Tendons server a primarily mechanical role; consequently, the mechanical properties of tendons are important to their function. The primary load-bearing structure in tendon is collagen, and the organization of the collagen network is known to affect the tendon's mechanical properties. Following injury, the collagen network becomes disorganized, but as the tendon heals over time, the organization of the collagen network improves. Thus, for injured tendon, the level of collagen organization indicates how well the tendon has healed, and therefore, a measure of collagen organization could be used to judge when a tendon has healed enough so that normal activity can be resumed following tendon injury. Unfortunately current methods for measuring tendon organization, such as polarized light analysis, are destructive. There is therefore a need to develop non-destructive and, preferably, non-invasive measures of collagen organization.
Our collaborators, at the University of Pennsylvania's Ultrasound Research Lab are working with us to develop an ultrasound technique for quantifying collagen organization. To date, we have successfully collected both in-vivo images (LEFT image) and in-vitro (RIGHT image higher resolution) of the rat shoulder seen below.

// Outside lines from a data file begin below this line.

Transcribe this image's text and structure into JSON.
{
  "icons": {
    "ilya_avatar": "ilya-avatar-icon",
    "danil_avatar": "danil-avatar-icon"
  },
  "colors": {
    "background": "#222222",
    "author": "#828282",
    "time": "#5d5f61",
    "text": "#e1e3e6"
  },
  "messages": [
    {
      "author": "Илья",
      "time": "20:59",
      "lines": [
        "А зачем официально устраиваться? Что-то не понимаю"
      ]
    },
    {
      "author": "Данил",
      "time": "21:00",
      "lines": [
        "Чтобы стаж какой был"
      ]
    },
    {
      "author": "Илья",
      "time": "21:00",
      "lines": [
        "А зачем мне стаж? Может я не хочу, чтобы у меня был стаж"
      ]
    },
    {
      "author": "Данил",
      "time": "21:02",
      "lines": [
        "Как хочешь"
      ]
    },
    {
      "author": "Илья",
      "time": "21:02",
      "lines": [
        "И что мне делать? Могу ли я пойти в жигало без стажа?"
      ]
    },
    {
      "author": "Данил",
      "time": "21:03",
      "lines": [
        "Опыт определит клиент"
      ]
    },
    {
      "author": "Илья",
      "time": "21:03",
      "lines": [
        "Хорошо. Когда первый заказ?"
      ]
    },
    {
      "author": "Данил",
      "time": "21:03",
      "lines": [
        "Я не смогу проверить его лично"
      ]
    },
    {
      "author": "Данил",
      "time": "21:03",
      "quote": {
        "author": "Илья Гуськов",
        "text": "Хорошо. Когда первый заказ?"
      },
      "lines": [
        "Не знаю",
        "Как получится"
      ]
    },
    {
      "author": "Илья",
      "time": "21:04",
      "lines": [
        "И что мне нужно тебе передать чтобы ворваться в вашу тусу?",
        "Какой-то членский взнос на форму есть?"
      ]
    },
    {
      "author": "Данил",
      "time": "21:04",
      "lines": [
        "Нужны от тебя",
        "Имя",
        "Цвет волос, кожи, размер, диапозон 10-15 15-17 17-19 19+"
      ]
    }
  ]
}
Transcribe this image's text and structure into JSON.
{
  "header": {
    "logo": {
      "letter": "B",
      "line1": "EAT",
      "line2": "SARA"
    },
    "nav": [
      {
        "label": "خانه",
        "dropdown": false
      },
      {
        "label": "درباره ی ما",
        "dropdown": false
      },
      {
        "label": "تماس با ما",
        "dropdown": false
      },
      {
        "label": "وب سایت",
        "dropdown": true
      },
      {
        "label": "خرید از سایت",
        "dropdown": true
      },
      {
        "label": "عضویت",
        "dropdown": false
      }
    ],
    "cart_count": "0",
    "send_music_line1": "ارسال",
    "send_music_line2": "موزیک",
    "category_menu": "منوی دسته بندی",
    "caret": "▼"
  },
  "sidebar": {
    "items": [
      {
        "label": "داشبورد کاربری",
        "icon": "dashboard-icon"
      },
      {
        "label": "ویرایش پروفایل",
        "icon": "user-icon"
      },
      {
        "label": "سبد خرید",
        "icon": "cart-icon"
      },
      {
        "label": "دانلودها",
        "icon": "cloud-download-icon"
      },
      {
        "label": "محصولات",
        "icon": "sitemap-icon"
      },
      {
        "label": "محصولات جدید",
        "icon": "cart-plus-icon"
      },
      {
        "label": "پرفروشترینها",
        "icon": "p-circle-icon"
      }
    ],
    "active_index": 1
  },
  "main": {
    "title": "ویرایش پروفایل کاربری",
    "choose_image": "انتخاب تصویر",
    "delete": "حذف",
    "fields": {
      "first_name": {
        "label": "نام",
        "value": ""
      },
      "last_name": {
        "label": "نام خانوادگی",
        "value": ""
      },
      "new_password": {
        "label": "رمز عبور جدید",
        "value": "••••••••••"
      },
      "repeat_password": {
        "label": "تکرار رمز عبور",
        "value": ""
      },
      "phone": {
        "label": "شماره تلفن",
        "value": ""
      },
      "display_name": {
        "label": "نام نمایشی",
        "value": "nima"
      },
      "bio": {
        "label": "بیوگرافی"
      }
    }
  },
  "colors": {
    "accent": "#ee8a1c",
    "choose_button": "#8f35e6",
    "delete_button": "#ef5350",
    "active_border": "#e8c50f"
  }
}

Currently, we are planning to study changes in tendon organization following collagenase injection.